Work required - The answer must consist of every line from the data that holds the string "stojí".

Input material -
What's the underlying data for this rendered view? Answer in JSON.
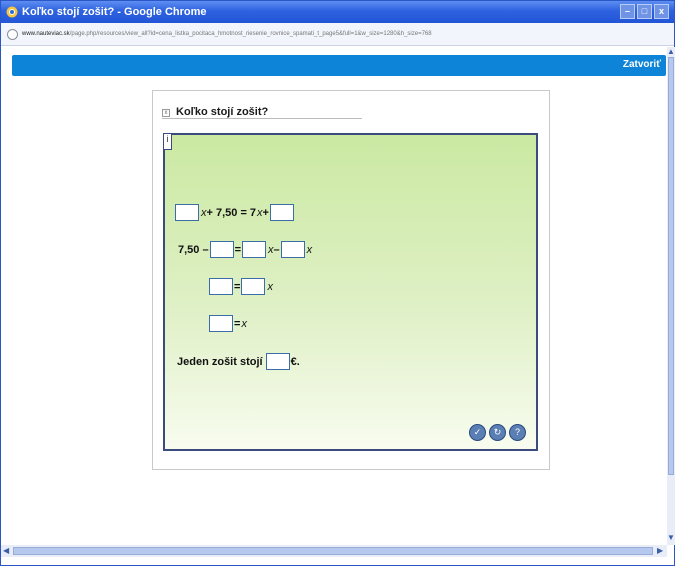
{
  "window": {
    "title": "Koľko stojí zošit? - Google Chrome",
    "controls": [
      "–",
      "□",
      "x"
    ]
  },
  "address": {
    "domain": "www.nauteviac.sk",
    "path": "/page.php/resources/view_all?id=cena_listka_pocitaca_hmotnost_riesenie_rovnice_spamati_t_page5&full=1&w_size=1280&h_size=768"
  },
  "header": {
    "close_label": "Zatvoriť"
  },
  "exercise": {
    "title": "Koľko stojí zošit?",
    "info_label": "i",
    "row1": {
      "op1": "+ 7,50 = 7",
      "var": "x",
      "op2": "+"
    },
    "row2": {
      "lead": "7,50 –",
      "eq": "=",
      "var1": "x",
      "minus": "–",
      "var2": "x"
    },
    "row3": {
      "eq": "=",
      "var": "x"
    },
    "row4": {
      "eq": "= ",
      "var": "x"
    },
    "row5": {
      "lead": "Jeden zošit stojí",
      "unit": "€."
    }
  },
  "tools": [
    "check-icon",
    "refresh-icon",
    "hint-icon"
  ]
}
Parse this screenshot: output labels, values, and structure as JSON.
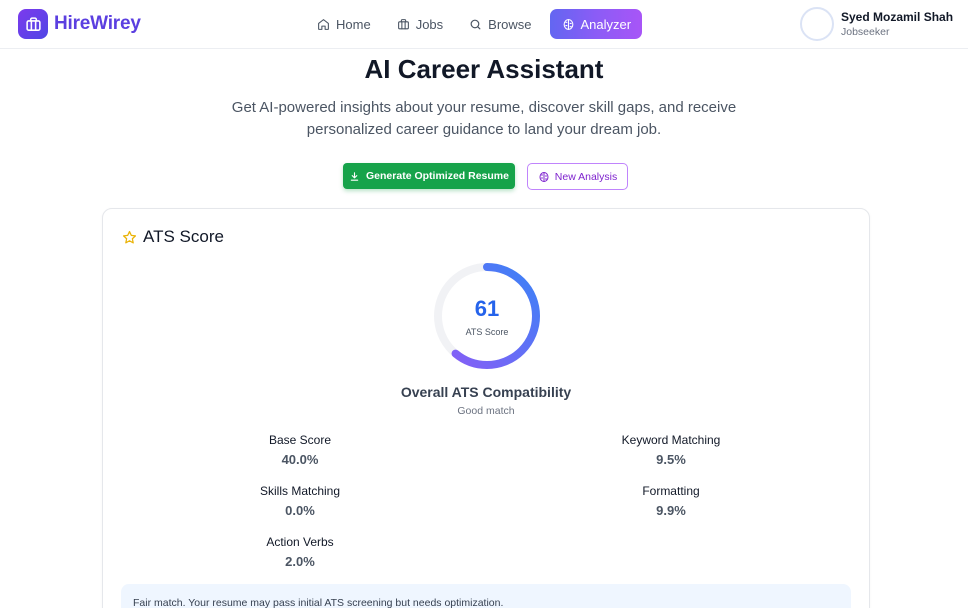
{
  "brand": {
    "name": "HireWirey"
  },
  "nav": {
    "home": "Home",
    "jobs": "Jobs",
    "browse": "Browse",
    "analyzer": "Analyzer"
  },
  "user": {
    "name": "Syed Mozamil Shah",
    "role": "Jobseeker"
  },
  "hero": {
    "title": "AI Career Assistant",
    "subtitle": "Get AI-powered insights about your resume, discover skill gaps, and receive personalized career guidance to land your dream job."
  },
  "actions": {
    "generate": "Generate Optimized Resume",
    "new_analysis": "New Analysis"
  },
  "ats": {
    "title": "ATS Score",
    "score": 61,
    "score_text": "61",
    "score_label": "ATS Score",
    "overall_title": "Overall ATS Compatibility",
    "overall_sub": "Good match",
    "metrics": {
      "base": {
        "label": "Base Score",
        "value": "40.0%"
      },
      "keyword": {
        "label": "Keyword Matching",
        "value": "9.5%"
      },
      "skills": {
        "label": "Skills Matching",
        "value": "0.0%"
      },
      "formatting": {
        "label": "Formatting",
        "value": "9.9%"
      },
      "verbs": {
        "label": "Action Verbs",
        "value": "2.0%"
      }
    },
    "note": "Fair match. Your resume may pass initial ATS screening but needs optimization."
  },
  "colors": {
    "brand": "#5b3fe0",
    "score": "#2563eb",
    "green": "#16a34a",
    "purple": "#7e22ce",
    "star": "#eab308"
  },
  "icons": {
    "logo": "briefcase-icon",
    "home": "home-icon",
    "jobs": "briefcase-icon",
    "browse": "search-icon",
    "analyzer": "brain-icon",
    "generate": "download-icon",
    "new_analysis": "brain-icon",
    "ats": "star-icon"
  }
}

Response box -
    "title": "Koľko stojí zošit? - Google Chrome",
    "title": "Koľko stojí zošit?",
      "lead": "Jeden zošit stojí",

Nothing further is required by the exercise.